Aquinas employs four Certified Athletic Trainers (ATC), two of whom are full-time faculty members and two intercollegiate Athletic Trainers who teach in the ATEP part-time. Students interested in becoming Certified Athletic Trainers must graduate from an accredited athletic training curriculum, such as Aquinas', and are required to pass a national certification exam sponsored by the Board of Certification (BOC).

Phil Hatlem, assistant professor and chairman of the Health, Physical Education, Recreation Department, says the accreditation "greatly enhances career opportunities for students in the program." Alissa Jackson, a senior from Colon High School in southern Michigan who wants to become a certified athletic trainer and a physical therapist, is both excited and relieved by the news.

"It helps to affirm the quality of the athletic training curriculum here (at Aquinas)," she said. "This means I can take the certification exam immediately after graduation and begin pursuing my career."
Among the required courses are: anatomy, human physiology, exercise physiology,
kinesiology, nutrition, psychology, pharmacology, pathology, athletic training and health care administration, prevention of injuries and illness, assessment and evaluation of injury/illness, emergency care, therapeutic modalities and therapeutic exercise.

Classroom learning is enhanced through clinical education experiences. Under the supervision of a Certified Athletic Trainer (ATC), students further develop their knowledge and skills in a wide range of settings, including scholastic sports, intercollegiate sports, health centers, hospitals, sports medicine clinics and professional sports

All students complete an internship experience off-campus which has included AQ students working with the Rampage, Grand Rapids Community College and Forest Hills Northern High School. However, the majority of the students' clinical experience comes from working with the Aquinas athletes.

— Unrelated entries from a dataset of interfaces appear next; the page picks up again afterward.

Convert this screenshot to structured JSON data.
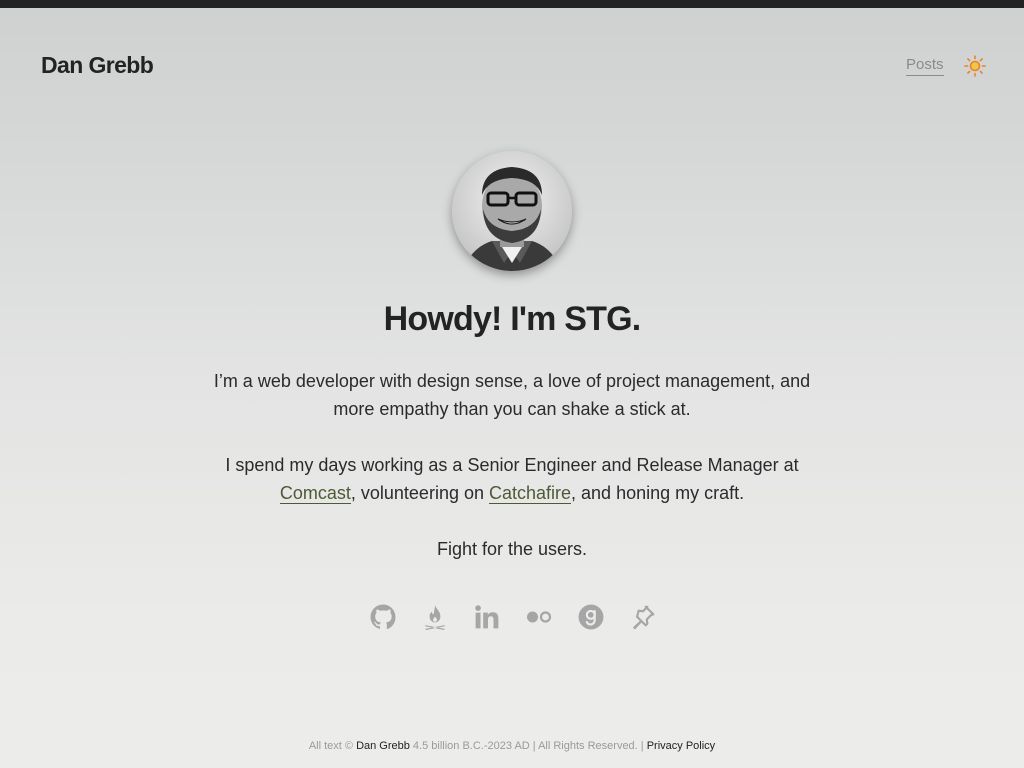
{
  "header": {
    "site_title": "Dan Grebb",
    "nav_posts": "Posts",
    "theme_toggle_icon": "sun-icon"
  },
  "main": {
    "avatar_alt": "Dan Grebb profile photo",
    "headline": "Howdy! I'm STG.",
    "bio_line_1": "I’m a web developer with design sense, a love of project management, and more empathy than you can shake a stick at.",
    "bio_2_prefix": "I spend my days working as a Senior Engineer and Release Manager at ",
    "bio_2_link_1": "Comcast",
    "bio_2_middle": ", volunteering on ",
    "bio_2_link_2": "Catchafire",
    "bio_2_suffix": ", and honing my craft.",
    "bio_line_3": "Fight for the users."
  },
  "socials": [
    {
      "name": "github-icon"
    },
    {
      "name": "campfire-icon"
    },
    {
      "name": "linkedin-icon"
    },
    {
      "name": "flickr-icon"
    },
    {
      "name": "goodreads-icon"
    },
    {
      "name": "pinboard-icon"
    }
  ],
  "footer": {
    "prefix": "All text © ",
    "author": "Dan Grebb",
    "middle": " 4.5 billion B.C.-2023 AD | All Rights Reserved. | ",
    "privacy": "Privacy Policy"
  },
  "colors": {
    "topbar": "#232323",
    "link": "#4e5a35",
    "icon_gray": "#a6a6a6",
    "sun_orange": "#e8832a"
  }
}
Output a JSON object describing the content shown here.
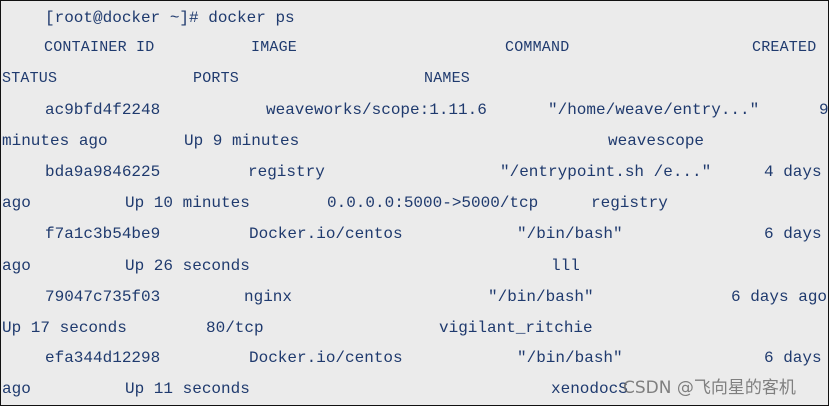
{
  "terminal": {
    "prompt": "[root@docker ~]# docker ps",
    "header": {
      "container_id": "CONTAINER ID",
      "image": "IMAGE",
      "command": "COMMAND",
      "created": "CREATED",
      "status": "STATUS",
      "ports": "PORTS",
      "names": "NAMES"
    },
    "rows": [
      {
        "id": "ac9bfd4f2248",
        "image": "weaveworks/scope:1.11.6",
        "command": "\"/home/weave/entry...\"",
        "created_a": "9",
        "created_b": "minutes ago",
        "status": "Up 9 minutes",
        "ports": "",
        "names": "weavescope"
      },
      {
        "id": "bda9a9846225",
        "image": "registry",
        "command": "\"/entrypoint.sh /e...\"",
        "created_a": "4 days",
        "created_b": "ago",
        "status": "Up 10 minutes",
        "ports": "0.0.0.0:5000->5000/tcp",
        "names": "registry"
      },
      {
        "id": "f7a1c3b54be9",
        "image": "Docker.io/centos",
        "command": "\"/bin/bash\"",
        "created_a": "6 days",
        "created_b": "ago",
        "status": "Up 26 seconds",
        "ports": "",
        "names": "lll"
      },
      {
        "id": "79047c735f03",
        "image": "nginx",
        "command": "\"/bin/bash\"",
        "created_a": "6 days ago",
        "created_b": "",
        "status": "Up 17 seconds",
        "ports": "80/tcp",
        "names": "vigilant_ritchie"
      },
      {
        "id": "efa344d12298",
        "image": "Docker.io/centos",
        "command": "\"/bin/bash\"",
        "created_a": "6 days",
        "created_b": "ago",
        "status": "Up 11 seconds",
        "ports": "",
        "names": "xenodocS"
      }
    ]
  },
  "watermark": "CSDN @飞向星的客机",
  "colors": {
    "text": "#1f3a6e",
    "background": "#ebebeb",
    "border": "#111111",
    "watermark": "#6d6d6d"
  }
}
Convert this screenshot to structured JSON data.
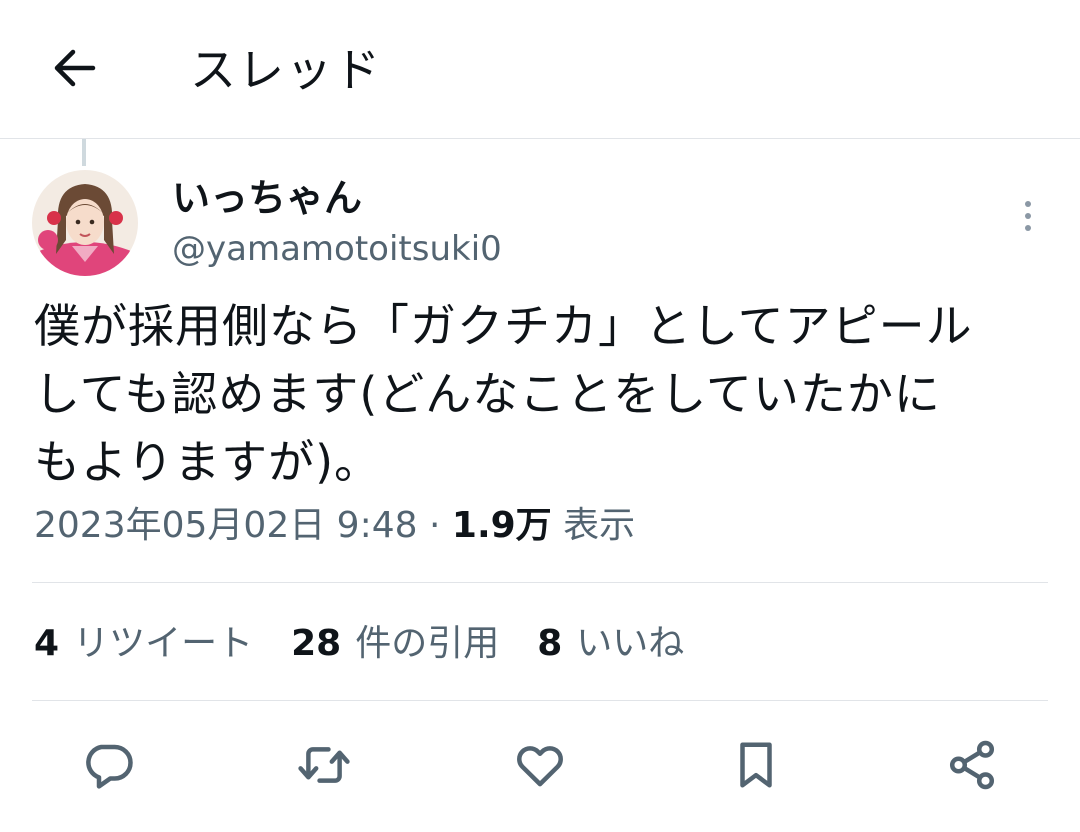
{
  "header": {
    "back_icon": "arrow-left-icon",
    "title": "スレッド"
  },
  "tweet": {
    "author": {
      "name": "いっちゃん",
      "handle": "@yamamotoitsuki0"
    },
    "text_lines": [
      "僕が採用側なら「ガクチカ」としてアピール",
      "しても認めます(どんなことをしていたかに",
      "もよりますが)。"
    ],
    "timestamp": "2023年05月02日 9:48",
    "separator": "·",
    "views_count": "1.9万",
    "views_label": "表示"
  },
  "stats": {
    "retweets_count": "4",
    "retweets_label": "リツイート",
    "quotes_count": "28",
    "quotes_label": "件の引用",
    "likes_count": "8",
    "likes_label": "いいね"
  },
  "actions": [
    "reply-icon",
    "retweet-icon",
    "like-icon",
    "bookmark-icon",
    "share-icon"
  ],
  "colors": {
    "text_primary": "#0f1419",
    "text_secondary": "#536471",
    "divider": "#e1e4e8",
    "icon": "#536471"
  }
}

Typical ATC duties include: practice or competition preparation including taping, bandaging and bracing, evaluation of injuries, rehabilitation of injuries, development of conditioning program, treatment of injuries. By graduation, the athletic training student is expected to be able to perform all listed duties.
ATCs work at secondary schools, colleges and universities either on the service side assigned to the athletic department or the academic side as faculty members or a combination teacher/trainer, professional sports, sports medicine clinics, corporate health programs, health clubs and industrial health care programs.